2. Recognizing the central role that religion plays in conflicts as well as particular identities and group narratives within conflicts, we seek understanding of religion’s potential for promoting moderation and reconciliation.
3. Analyzing collective narratives of individuals affected by the conflict, with particular focus on the way those narratives are influenced by the visits in historical and memorial cites (notably: Holocaust-Memorial in Berlin and Auschwitz, Yad- Vashem in Jerusalem, House of the Terror in Budapest, Abu-Jihad-Museum in Al Quds-University)
4. Combining a variety of analytical methods to gain understanding of religious/ethical/political/theoretical concepts and frameworks that are used in the actual discussions concerning reconciliation in the Israeli/Palestinian conflict. Of special consideration is the comparative analysis of concepts, for example, moderation/wasatia/middle path, peace/salam/schalom, reconciliation and its “equivalents” in Hebrew and Arabic.
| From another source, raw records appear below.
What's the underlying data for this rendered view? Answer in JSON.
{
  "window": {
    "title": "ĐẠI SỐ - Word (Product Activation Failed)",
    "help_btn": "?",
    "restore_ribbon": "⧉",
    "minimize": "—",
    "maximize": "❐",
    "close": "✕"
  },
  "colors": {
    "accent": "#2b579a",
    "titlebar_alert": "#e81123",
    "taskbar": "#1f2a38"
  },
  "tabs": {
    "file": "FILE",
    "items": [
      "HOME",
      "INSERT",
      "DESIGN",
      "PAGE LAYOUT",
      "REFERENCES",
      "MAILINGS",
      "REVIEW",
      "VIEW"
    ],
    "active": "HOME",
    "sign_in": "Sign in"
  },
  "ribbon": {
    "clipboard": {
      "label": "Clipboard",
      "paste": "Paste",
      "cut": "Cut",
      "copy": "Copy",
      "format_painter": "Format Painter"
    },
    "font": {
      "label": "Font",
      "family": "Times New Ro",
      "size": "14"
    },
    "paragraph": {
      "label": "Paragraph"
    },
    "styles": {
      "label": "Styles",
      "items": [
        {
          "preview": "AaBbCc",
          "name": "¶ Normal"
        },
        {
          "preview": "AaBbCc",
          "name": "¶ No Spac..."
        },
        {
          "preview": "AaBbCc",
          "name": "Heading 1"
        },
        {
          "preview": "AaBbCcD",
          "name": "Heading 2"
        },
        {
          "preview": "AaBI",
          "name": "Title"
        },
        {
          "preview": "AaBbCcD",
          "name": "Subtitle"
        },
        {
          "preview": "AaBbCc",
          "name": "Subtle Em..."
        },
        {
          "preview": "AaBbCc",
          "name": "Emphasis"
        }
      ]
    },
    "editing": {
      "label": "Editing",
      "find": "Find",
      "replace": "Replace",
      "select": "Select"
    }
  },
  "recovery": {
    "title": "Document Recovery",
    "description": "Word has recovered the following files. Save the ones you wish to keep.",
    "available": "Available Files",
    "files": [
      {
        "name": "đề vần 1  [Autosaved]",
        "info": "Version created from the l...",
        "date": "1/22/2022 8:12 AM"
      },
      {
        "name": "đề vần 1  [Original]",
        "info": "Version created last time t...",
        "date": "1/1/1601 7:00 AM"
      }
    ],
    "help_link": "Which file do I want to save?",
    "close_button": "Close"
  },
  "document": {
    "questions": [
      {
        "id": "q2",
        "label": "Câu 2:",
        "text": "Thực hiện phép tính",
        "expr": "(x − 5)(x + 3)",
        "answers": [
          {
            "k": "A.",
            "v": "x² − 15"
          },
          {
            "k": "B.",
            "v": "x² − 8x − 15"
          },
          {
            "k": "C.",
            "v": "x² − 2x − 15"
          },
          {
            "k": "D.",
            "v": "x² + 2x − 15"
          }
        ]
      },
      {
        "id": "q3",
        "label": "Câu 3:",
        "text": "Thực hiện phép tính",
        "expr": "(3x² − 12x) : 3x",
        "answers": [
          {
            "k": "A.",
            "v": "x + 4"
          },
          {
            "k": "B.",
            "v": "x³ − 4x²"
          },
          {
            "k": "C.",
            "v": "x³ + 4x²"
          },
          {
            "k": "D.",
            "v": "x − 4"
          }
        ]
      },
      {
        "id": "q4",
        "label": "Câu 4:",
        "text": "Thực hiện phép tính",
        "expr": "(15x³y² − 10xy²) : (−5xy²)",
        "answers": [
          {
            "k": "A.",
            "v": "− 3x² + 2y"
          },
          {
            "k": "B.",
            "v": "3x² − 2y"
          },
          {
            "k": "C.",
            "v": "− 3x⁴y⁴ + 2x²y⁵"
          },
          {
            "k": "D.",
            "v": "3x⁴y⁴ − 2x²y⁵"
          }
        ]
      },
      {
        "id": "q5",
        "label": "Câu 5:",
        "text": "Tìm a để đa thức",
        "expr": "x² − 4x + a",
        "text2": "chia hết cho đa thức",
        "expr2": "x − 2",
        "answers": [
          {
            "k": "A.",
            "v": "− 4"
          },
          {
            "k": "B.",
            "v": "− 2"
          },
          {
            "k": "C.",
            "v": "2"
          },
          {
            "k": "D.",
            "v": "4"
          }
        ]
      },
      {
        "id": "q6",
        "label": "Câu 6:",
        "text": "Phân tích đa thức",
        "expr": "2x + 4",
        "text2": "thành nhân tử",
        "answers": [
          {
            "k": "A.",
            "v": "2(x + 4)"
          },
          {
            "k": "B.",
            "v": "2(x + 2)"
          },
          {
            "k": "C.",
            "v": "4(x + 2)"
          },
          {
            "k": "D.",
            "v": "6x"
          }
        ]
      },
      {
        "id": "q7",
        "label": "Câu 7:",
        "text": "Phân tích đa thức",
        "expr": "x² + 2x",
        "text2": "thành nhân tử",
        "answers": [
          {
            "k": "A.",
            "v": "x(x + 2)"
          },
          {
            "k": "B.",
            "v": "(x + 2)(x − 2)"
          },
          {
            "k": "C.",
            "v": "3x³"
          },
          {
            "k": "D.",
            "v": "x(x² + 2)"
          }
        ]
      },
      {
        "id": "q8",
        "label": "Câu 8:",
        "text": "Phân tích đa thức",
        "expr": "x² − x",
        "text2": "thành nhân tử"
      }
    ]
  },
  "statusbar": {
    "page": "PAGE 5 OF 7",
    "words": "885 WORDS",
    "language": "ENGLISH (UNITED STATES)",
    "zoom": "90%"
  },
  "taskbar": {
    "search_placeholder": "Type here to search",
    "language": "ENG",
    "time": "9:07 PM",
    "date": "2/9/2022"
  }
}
There will be trilateral and transdisciplinary cooperation concerning all five research questions and all four approaches, as is demonstrated in the work programme (2.3). All project participants will work very closely on the parallel experiences of Israelis encountering Palestinian suffering and Palestinians encountering the Jewish suffering. In addition, parallel semester-long seminars for each group will be prepared and taught by a team comprising Prof. Mohammed Dajani, Zeina Barakat (who as a Palestinian researcher holds a position as instructor at Al-Quds University and also a doctoral candidate at Ben-Gurion University), Prof. Shifra Sagy and Yael Ben- David. The social psychological research in Israel and in Germany is united by the common models and approaches exemplified by Prof. Arie Nadler who has a long cooperation with Prof. Thomas Kessler and Dr. Nicole Harth in Jena and the social psychology department in Jena.